* Work task *
Gather all lines in the records below that include the word "Manufacturing".

Dataset rows describing interfaces:
((
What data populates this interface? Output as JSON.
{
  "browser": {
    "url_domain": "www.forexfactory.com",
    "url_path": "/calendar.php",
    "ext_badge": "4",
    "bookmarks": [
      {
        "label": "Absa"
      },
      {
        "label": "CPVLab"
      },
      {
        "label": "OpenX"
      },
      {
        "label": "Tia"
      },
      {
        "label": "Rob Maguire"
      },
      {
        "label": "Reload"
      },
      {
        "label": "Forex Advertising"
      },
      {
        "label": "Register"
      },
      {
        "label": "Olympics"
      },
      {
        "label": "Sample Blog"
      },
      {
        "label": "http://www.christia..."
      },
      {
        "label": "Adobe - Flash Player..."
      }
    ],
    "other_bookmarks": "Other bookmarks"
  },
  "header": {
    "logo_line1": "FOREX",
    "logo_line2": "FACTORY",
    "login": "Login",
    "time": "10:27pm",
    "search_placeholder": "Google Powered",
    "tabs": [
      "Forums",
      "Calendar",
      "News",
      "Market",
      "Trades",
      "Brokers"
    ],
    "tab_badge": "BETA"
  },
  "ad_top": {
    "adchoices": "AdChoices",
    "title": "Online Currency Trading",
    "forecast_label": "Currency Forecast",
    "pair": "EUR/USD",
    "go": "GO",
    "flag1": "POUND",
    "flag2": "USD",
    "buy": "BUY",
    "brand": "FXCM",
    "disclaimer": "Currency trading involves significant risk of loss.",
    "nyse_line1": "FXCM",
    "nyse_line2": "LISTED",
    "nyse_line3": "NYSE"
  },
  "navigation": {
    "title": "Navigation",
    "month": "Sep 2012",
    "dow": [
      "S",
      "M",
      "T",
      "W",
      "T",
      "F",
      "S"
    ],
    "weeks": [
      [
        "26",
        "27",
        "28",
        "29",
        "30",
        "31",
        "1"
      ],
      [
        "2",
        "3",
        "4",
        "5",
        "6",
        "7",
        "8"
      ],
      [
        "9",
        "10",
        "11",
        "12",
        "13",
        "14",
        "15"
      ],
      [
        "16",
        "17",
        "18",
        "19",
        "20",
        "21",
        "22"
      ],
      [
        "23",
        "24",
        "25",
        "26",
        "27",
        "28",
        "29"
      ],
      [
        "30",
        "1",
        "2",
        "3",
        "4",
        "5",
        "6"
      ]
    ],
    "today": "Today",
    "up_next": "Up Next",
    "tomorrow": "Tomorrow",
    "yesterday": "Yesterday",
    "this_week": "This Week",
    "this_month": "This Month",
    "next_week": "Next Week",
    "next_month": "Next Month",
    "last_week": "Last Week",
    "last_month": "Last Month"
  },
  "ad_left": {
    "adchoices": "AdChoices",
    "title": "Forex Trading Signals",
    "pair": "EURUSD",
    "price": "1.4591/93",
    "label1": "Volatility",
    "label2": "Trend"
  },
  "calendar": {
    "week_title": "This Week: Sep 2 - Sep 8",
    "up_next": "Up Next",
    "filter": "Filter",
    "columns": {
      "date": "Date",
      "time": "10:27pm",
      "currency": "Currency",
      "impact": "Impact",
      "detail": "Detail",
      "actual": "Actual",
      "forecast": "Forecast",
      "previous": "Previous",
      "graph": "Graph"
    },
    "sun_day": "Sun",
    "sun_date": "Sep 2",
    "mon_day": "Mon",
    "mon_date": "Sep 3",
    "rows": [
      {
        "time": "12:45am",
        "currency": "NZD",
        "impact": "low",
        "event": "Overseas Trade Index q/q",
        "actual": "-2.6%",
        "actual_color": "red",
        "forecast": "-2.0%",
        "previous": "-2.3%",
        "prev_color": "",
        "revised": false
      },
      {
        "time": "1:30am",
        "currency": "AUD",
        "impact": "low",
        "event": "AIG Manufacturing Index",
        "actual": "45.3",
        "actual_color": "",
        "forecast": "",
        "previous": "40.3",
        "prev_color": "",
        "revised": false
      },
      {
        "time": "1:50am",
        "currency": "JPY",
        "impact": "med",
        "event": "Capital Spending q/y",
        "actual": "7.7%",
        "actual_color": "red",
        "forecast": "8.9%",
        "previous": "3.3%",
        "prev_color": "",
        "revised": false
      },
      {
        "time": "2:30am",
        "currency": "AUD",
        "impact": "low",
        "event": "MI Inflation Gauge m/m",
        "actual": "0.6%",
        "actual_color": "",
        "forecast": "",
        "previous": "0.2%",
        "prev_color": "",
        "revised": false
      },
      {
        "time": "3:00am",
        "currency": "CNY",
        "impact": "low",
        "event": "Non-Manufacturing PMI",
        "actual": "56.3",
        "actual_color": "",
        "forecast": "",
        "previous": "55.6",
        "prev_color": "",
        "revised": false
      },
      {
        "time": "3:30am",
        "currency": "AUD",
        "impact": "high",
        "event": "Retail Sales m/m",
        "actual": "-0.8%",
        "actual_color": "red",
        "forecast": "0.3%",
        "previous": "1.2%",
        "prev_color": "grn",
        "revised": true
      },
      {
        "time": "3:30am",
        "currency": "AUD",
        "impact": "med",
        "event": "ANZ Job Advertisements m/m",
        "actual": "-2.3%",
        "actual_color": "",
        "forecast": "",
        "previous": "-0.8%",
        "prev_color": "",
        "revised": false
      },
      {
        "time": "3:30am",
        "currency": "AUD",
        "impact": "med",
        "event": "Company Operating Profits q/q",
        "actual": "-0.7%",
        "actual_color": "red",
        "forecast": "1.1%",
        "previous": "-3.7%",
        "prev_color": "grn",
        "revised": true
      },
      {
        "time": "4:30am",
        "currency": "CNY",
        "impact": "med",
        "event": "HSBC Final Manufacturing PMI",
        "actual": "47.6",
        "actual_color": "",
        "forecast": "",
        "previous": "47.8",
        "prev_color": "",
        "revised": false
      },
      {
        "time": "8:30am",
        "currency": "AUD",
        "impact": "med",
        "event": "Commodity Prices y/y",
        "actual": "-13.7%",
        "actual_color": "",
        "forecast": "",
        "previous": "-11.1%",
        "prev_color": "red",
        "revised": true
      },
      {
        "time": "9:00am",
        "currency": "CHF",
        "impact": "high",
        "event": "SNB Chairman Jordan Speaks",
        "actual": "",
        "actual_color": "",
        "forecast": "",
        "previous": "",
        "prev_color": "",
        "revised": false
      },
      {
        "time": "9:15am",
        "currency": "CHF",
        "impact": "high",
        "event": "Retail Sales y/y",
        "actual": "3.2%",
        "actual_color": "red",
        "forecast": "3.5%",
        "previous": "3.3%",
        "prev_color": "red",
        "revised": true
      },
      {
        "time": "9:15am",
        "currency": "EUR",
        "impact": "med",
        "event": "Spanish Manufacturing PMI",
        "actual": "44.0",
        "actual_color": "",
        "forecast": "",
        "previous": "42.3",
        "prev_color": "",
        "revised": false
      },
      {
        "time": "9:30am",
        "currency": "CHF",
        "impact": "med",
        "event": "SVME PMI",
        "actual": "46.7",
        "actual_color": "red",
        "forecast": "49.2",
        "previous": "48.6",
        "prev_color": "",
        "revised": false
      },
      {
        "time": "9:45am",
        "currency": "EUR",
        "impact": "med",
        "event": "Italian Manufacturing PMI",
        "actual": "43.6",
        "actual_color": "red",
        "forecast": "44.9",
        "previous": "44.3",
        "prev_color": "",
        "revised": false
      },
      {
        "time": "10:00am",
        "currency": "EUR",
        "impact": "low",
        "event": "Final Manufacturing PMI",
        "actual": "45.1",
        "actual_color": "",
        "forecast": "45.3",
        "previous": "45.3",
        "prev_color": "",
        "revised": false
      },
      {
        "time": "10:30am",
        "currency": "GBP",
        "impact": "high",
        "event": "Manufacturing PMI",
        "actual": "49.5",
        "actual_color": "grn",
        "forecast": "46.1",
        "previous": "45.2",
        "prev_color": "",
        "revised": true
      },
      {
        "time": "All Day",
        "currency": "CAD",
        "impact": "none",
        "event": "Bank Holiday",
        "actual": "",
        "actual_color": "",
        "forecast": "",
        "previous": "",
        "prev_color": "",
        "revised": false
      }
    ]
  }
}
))
* Answer for the task *
        "event": "AIG Manufacturing Index",
        "event": "Non-Manufacturing PMI",
        "event": "HSBC Final Manufacturing PMI",
        "event": "Spanish Manufacturing PMI",
        "event": "Italian Manufacturing PMI",
        "event": "Final Manufacturing PMI",
        "event": "Manufacturing PMI",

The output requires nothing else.